“There is a third-party group that has been working with us on this bill and it will be responsible for any legal defense fees,” Sen. Mary Souza, who sponsored the bill in the Idaho Senate, said when opponents of the bill noted that an Idaho attorney general found it to have constitutional issues.

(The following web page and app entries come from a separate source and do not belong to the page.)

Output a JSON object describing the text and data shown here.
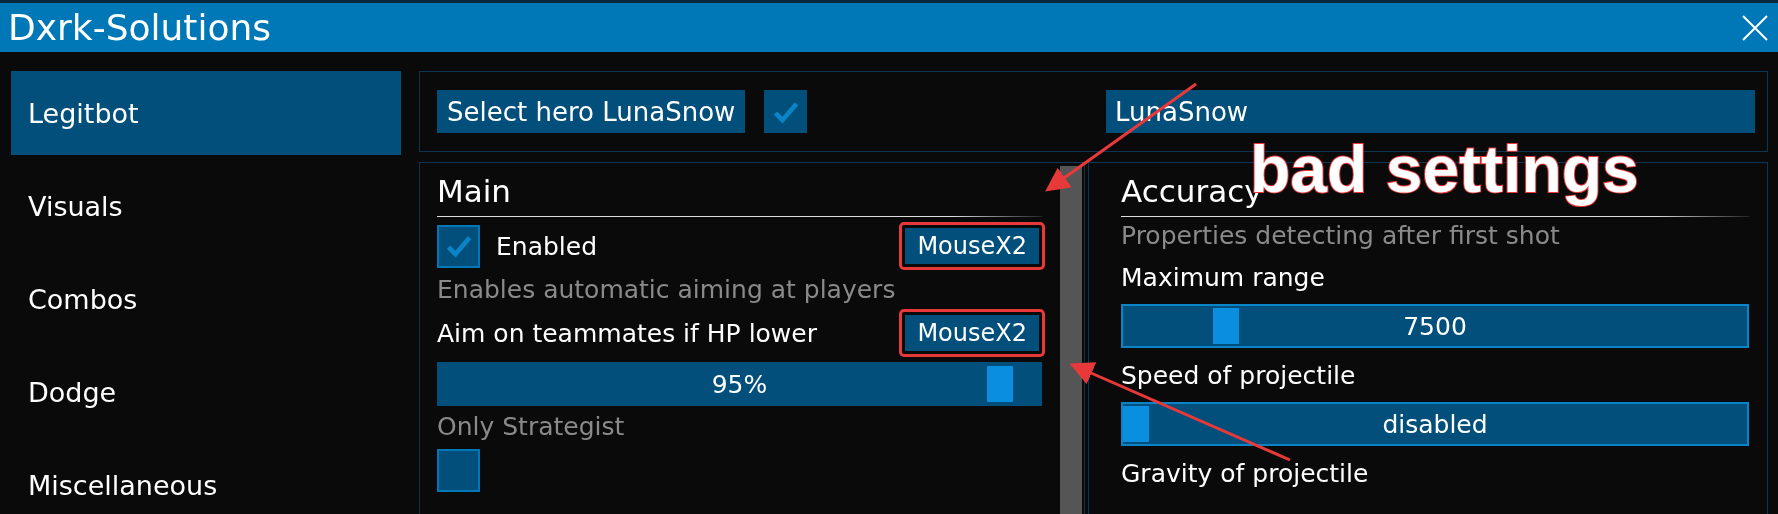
{
  "window": {
    "title": "Dxrk-Solutions"
  },
  "sidebar": {
    "items": [
      {
        "label": "Legitbot",
        "selected": true
      },
      {
        "label": "Visuals",
        "selected": false
      },
      {
        "label": "Combos",
        "selected": false
      },
      {
        "label": "Dodge",
        "selected": false
      },
      {
        "label": "Miscellaneous",
        "selected": false
      }
    ]
  },
  "hero_bar": {
    "button": "Select hero LunaSnow",
    "checked": true,
    "field_value": "LunaSnow"
  },
  "panels": [
    {
      "title": "Main",
      "scrollbar": true,
      "items": [
        {
          "kind": "checkbox",
          "label": "Enabled",
          "checked": true,
          "key": "MouseX2",
          "key_highlighted": true
        },
        {
          "kind": "hint",
          "text": "Enables automatic aiming at players"
        },
        {
          "kind": "label",
          "label": "Aim on teammates if HP lower",
          "key": "MouseX2",
          "key_highlighted": true
        },
        {
          "kind": "slider",
          "level": 0.95,
          "reading": "95%",
          "outlined": false
        },
        {
          "kind": "hint",
          "text": "Only Strategist"
        },
        {
          "kind": "checkbox",
          "checked": false
        }
      ]
    },
    {
      "title": "Accuracy",
      "scrollbar": false,
      "items": [
        {
          "kind": "hint",
          "text": "Properties detecting after first shot"
        },
        {
          "kind": "label",
          "label": "Maximum range"
        },
        {
          "kind": "slider",
          "level": 0.15,
          "reading": "7500",
          "outlined": true
        },
        {
          "kind": "label",
          "label": "Speed of projectile"
        },
        {
          "kind": "slider",
          "level": 0,
          "reading": "disabled",
          "outlined": true
        },
        {
          "kind": "label",
          "label": "Gravity of projectile"
        }
      ]
    }
  ],
  "annotation": {
    "label": "bad settings"
  }
}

According to Transathlete.com, 17 states allowed transgender athletes to compete without restrictions in 2019.